State Street Global Advisors today launched the SPDR S&P 500 ESG ETF (EFIV), which introduces a significant new player into the expanding ranks of exchange-traded funds tailored to the ESG, or environmental, social and governance movement.

State Street’s SPDR S&P 500 ETF Trust (SPY) is the granddaddy of the U.S. ETF market in terms of age (launched in 1993) and size ($289 billion-plus in assets). The company’s newest fund aims to provide a risk and return profile similar to the S&P 500 by tracking the S&P 500 ESG Index, which employs S&P DJI ESG Scores and other ESG data to select index constituents.

Specifically, the index targets 75% of the market capitalization of each of the 11 GICS, or Global Industry Classification Standard industry groups within the S&P 500. It excludes companies based on the following criteria:

• Involvement with tobacco-related products and services, based on certain levels of production, revenue or ownership.

• Involvement in controversial weapons including cluster weapons, landmines, biological or chemical weapons, depleted uranium weapons, white phosphorus weapons or nuclear weapons, or hold certain ownership stakes in a company involved in these activities as determined by Sustainalytics, an ESG research and ratings firm.

• Those having a United Nations Global Compact score in the bottom 5% of all UNGC-scored companies globally, as determined by Arabesque, a data and advisory company involved in the ESG space.

State Street says the SPDR S&P 500 ESG ETF can provide investors with ESG core exposure.

ESG investing has evolved from niche status to increasing acceptance among both retail and institutional investors.
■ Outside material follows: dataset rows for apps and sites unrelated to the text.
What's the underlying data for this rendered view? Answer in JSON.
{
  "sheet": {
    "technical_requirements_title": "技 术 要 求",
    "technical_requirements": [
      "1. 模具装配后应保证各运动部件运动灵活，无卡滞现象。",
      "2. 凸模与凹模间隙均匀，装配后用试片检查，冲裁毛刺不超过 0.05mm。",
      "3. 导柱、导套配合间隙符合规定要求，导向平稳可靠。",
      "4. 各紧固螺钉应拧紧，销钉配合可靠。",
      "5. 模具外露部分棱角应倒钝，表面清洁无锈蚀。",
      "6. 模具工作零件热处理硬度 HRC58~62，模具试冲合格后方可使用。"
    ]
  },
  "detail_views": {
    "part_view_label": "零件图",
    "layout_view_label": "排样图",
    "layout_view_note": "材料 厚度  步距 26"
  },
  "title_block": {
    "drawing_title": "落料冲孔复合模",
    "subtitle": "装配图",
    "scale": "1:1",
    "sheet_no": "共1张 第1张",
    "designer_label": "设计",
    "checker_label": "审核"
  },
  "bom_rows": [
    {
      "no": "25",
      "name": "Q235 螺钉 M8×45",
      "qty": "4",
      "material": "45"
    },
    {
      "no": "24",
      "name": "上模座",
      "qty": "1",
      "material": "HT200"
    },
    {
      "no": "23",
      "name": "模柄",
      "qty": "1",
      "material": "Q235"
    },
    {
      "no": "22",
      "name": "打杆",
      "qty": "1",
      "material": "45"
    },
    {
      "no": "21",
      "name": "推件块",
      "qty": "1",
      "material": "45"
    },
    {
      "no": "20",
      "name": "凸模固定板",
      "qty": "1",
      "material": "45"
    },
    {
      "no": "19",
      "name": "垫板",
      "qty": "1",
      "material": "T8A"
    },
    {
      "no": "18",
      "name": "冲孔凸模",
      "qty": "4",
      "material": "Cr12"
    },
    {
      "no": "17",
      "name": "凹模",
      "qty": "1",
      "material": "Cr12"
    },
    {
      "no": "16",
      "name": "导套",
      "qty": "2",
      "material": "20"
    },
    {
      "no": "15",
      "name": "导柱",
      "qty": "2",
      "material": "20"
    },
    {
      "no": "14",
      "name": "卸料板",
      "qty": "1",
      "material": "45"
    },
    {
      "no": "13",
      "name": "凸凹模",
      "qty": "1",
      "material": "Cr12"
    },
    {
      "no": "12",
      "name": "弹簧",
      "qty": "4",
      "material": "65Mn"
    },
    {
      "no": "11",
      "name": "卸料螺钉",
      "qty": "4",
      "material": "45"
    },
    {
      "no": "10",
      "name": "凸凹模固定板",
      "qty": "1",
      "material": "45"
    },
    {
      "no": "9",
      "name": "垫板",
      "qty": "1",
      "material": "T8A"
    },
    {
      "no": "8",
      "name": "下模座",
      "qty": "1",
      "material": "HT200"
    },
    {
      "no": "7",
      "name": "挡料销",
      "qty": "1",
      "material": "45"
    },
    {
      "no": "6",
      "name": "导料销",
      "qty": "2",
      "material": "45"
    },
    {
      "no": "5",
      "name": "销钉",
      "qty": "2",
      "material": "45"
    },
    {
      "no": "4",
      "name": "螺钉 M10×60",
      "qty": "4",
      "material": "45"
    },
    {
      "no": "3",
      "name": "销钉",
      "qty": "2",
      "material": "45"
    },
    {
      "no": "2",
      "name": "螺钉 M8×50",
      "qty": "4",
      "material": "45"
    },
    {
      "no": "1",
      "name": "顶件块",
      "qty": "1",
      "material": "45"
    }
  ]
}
According to Morningstar, global sustainable funds (a term intermingled with ESG) saw asset flows of $45.6 billion versus outflows of $384.7 billion for the overall fund universe during the first quarter’s pandemic-fueled market meltdown.

And Morningstar noted that 23 new sustainable funds debuted in the U.S. in this year’s first half, marking the sixth consecutive year with more than 20 U.S. sustainable fund launches.

The SPDR S&P 500 ESG ETF enters the fray with a cost-competitive expense ratio of 0.10%. That’s just a hair more than the 0.09% expense ratio charged by the SPY fund.

But keep in mind that Vanguard and iShares offer rival ETFs that track the S&P 500 Index with much cheaper fees of 0.03% and 0.04%, respectively. Perhaps it’s just a matter of time before they engage in a price war of sorts by rolling out dirt-cheap ESG-themed S&P 500 ETFs.